# Task to complete
Reproduce the data below exactly as written. Pictures do not belong in the copy.

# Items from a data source
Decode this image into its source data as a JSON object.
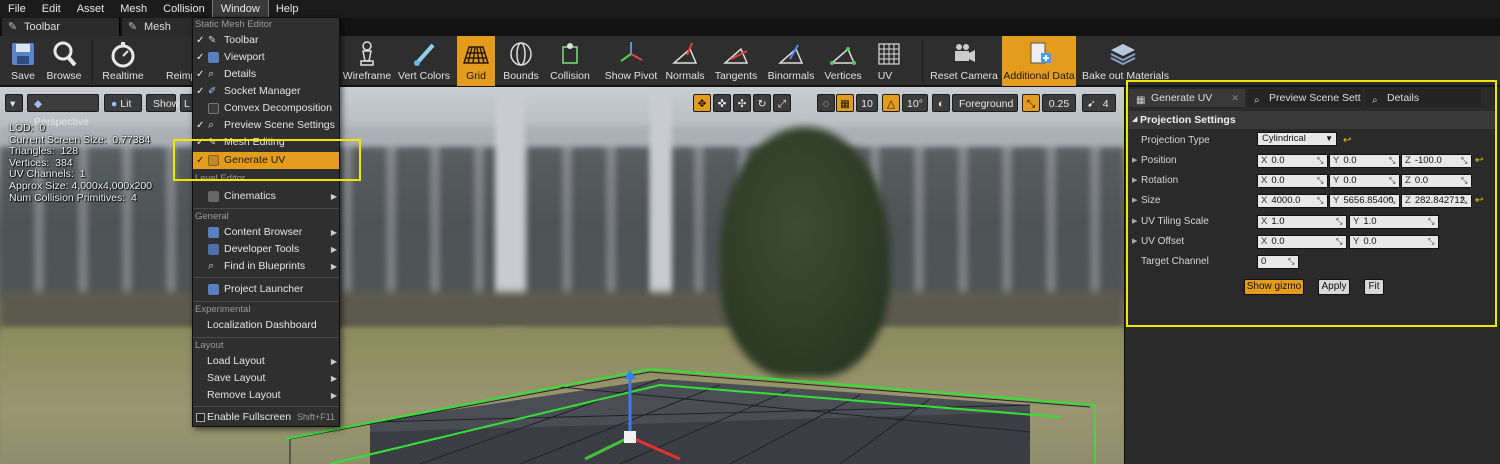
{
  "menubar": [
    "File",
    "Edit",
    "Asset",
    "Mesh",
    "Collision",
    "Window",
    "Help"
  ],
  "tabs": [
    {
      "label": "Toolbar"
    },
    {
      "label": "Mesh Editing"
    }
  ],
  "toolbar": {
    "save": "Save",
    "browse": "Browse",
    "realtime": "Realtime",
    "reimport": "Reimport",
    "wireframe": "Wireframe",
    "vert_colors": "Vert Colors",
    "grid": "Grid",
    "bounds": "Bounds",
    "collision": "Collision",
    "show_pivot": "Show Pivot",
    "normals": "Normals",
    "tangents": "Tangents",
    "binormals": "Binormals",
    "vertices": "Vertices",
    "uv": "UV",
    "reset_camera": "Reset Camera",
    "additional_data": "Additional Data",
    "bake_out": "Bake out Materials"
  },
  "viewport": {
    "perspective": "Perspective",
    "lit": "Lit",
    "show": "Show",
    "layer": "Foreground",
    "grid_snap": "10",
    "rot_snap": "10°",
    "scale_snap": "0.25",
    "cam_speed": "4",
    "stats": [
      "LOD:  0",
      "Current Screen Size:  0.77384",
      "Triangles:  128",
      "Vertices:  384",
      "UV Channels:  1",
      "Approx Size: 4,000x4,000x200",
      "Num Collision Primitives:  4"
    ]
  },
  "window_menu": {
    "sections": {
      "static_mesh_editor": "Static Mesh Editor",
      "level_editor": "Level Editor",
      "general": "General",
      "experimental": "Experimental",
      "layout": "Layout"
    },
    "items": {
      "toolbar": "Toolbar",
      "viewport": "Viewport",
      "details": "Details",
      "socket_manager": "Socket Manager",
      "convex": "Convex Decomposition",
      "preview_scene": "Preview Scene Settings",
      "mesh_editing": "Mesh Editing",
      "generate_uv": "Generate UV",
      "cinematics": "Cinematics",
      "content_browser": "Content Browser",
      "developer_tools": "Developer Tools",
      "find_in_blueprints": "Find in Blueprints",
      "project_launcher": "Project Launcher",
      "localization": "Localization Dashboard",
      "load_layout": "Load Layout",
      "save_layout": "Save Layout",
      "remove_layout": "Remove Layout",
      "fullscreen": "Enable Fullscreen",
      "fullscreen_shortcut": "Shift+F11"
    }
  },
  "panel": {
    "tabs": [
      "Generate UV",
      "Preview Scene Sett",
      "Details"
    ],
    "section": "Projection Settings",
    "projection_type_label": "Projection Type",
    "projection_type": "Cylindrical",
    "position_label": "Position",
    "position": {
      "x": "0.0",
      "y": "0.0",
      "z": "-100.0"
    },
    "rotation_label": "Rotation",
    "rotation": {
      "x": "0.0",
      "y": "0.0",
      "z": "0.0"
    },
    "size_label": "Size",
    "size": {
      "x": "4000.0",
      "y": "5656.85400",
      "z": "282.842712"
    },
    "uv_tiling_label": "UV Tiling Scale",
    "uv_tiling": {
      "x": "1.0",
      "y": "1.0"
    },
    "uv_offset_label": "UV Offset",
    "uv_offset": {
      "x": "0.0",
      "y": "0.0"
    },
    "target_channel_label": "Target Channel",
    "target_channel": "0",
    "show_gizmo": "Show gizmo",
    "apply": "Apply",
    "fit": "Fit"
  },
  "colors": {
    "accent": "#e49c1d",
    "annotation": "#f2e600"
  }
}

# Response to the exercise
Decode this image into its source data as a JSON object.
{
  "menubar": [
    "File",
    "Edit",
    "Asset",
    "Mesh",
    "Collision",
    "Window",
    "Help"
  ],
  "tabs": [
    {
      "label": "Toolbar"
    },
    {
      "label": "Mesh Editing"
    }
  ],
  "toolbar": {
    "save": "Save",
    "browse": "Browse",
    "realtime": "Realtime",
    "reimport": "Reimport",
    "wireframe": "Wireframe",
    "vert_colors": "Vert Colors",
    "grid": "Grid",
    "bounds": "Bounds",
    "collision": "Collision",
    "show_pivot": "Show Pivot",
    "normals": "Normals",
    "tangents": "Tangents",
    "binormals": "Binormals",
    "vertices": "Vertices",
    "uv": "UV",
    "reset_camera": "Reset Camera",
    "additional_data": "Additional Data",
    "bake_out": "Bake out Materials"
  },
  "viewport": {
    "perspective": "Perspective",
    "lit": "Lit",
    "show": "Show",
    "layer": "Foreground",
    "grid_snap": "10",
    "rot_snap": "10°",
    "scale_snap": "0.25",
    "cam_speed": "4",
    "stats": [
      "LOD:  0",
      "Current Screen Size:  0.77384",
      "Triangles:  128",
      "Vertices:  384",
      "UV Channels:  1",
      "Approx Size: 4,000x4,000x200",
      "Num Collision Primitives:  4"
    ]
  },
  "window_menu": {
    "sections": {
      "static_mesh_editor": "Static Mesh Editor",
      "level_editor": "Level Editor",
      "general": "General",
      "experimental": "Experimental",
      "layout": "Layout"
    },
    "items": {
      "toolbar": "Toolbar",
      "viewport": "Viewport",
      "details": "Details",
      "socket_manager": "Socket Manager",
      "convex": "Convex Decomposition",
      "preview_scene": "Preview Scene Settings",
      "mesh_editing": "Mesh Editing",
      "generate_uv": "Generate UV",
      "cinematics": "Cinematics",
      "content_browser": "Content Browser",
      "developer_tools": "Developer Tools",
      "find_in_blueprints": "Find in Blueprints",
      "project_launcher": "Project Launcher",
      "localization": "Localization Dashboard",
      "load_layout": "Load Layout",
      "save_layout": "Save Layout",
      "remove_layout": "Remove Layout",
      "fullscreen": "Enable Fullscreen",
      "fullscreen_shortcut": "Shift+F11"
    }
  },
  "panel": {
    "tabs": [
      "Generate UV",
      "Preview Scene Sett",
      "Details"
    ],
    "section": "Projection Settings",
    "projection_type_label": "Projection Type",
    "projection_type": "Cylindrical",
    "position_label": "Position",
    "position": {
      "x": "0.0",
      "y": "0.0",
      "z": "-100.0"
    },
    "rotation_label": "Rotation",
    "rotation": {
      "x": "0.0",
      "y": "0.0",
      "z": "0.0"
    },
    "size_label": "Size",
    "size": {
      "x": "4000.0",
      "y": "5656.85400",
      "z": "282.842712"
    },
    "uv_tiling_label": "UV Tiling Scale",
    "uv_tiling": {
      "x": "1.0",
      "y": "1.0"
    },
    "uv_offset_label": "UV Offset",
    "uv_offset": {
      "x": "0.0",
      "y": "0.0"
    },
    "target_channel_label": "Target Channel",
    "target_channel": "0",
    "show_gizmo": "Show gizmo",
    "apply": "Apply",
    "fit": "Fit"
  },
  "colors": {
    "accent": "#e49c1d",
    "annotation": "#f2e600"
  }
}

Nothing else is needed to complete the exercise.